Year of Publication: 2008
Research Program: DSDP Deep Sea Drilling Project
IPOD International Phase of Ocean Drilling
ODP Ocean Drilling Program
Key Words: 24 Surficial Geology, Quaternary Geology; Australasia; Biostratigraphy; Bottom features; Cenozoic; Chatham Rise; Cores; Currents; DSDP Site 594; Deep Sea Drilling Project; Foraminifera; Geochemistry; IPOD; Invertebrata; Isotope ratios; Isotopes; Leg 181; Leg 90; Marine sediments; Microcontinents; Microfossils; New Zealand; O-18/O-16; ODP Site 1119; ODP Site 1123; ODP Site 1125; Ocean Drilling Program; Ocean circulation; Ocean currents; Ocean floors; Oxygen; Pacific Ocean; Paleo-oceanography; Paleocirculation; Plateaus; Pleistocene; Protista; Quaternary; Sea-surface temperature; Sediments; South Pacific; Southwest Pacific; Stable isotopes; Subantarctic regions; Subtropical environment; West Pacific

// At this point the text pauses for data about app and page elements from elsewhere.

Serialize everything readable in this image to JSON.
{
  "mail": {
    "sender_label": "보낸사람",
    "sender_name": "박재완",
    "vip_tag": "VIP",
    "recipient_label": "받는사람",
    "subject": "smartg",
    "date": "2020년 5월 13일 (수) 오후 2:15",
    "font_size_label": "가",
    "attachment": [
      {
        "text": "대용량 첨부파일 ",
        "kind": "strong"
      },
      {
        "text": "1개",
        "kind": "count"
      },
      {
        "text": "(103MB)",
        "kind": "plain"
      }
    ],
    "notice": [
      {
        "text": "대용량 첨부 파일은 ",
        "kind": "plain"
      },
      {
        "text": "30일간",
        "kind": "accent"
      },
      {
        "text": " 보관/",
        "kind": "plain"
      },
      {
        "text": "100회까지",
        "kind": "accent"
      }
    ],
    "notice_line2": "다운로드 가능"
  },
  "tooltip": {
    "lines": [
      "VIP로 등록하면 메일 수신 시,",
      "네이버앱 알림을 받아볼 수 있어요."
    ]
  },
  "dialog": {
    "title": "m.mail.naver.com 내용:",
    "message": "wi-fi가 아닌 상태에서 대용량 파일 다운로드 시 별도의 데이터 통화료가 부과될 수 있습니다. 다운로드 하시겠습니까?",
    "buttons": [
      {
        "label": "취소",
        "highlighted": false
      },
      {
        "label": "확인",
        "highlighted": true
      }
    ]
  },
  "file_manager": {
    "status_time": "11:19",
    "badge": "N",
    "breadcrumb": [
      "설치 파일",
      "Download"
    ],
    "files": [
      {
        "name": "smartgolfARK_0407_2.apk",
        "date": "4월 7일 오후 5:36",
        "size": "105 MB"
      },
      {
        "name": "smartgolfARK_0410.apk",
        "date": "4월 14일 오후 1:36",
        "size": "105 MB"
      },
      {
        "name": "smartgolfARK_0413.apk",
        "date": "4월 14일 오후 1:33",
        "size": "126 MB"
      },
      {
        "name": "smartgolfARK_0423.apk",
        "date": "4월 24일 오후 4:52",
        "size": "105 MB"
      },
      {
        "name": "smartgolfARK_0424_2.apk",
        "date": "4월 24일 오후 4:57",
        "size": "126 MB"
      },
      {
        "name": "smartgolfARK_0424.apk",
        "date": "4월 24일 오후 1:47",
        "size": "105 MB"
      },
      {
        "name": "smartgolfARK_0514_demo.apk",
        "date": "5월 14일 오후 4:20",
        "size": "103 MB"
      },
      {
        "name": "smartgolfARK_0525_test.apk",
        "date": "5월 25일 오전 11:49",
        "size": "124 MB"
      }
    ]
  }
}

Coordinates: S453129 S453128 E1745653 E1745652
S444520 S444520 E1722336 E1722336
S414710 S414710 W1712956 W1712956
S423259 S423259 W1780959 W1780959
Record ID: 2009017127
Copyright Information: GeoRef, Copyright 2017 American Geosciences Institute. Reference includes data from CAPCAS, Elsevier Scientific Publishers, Amsterdam, Netherlands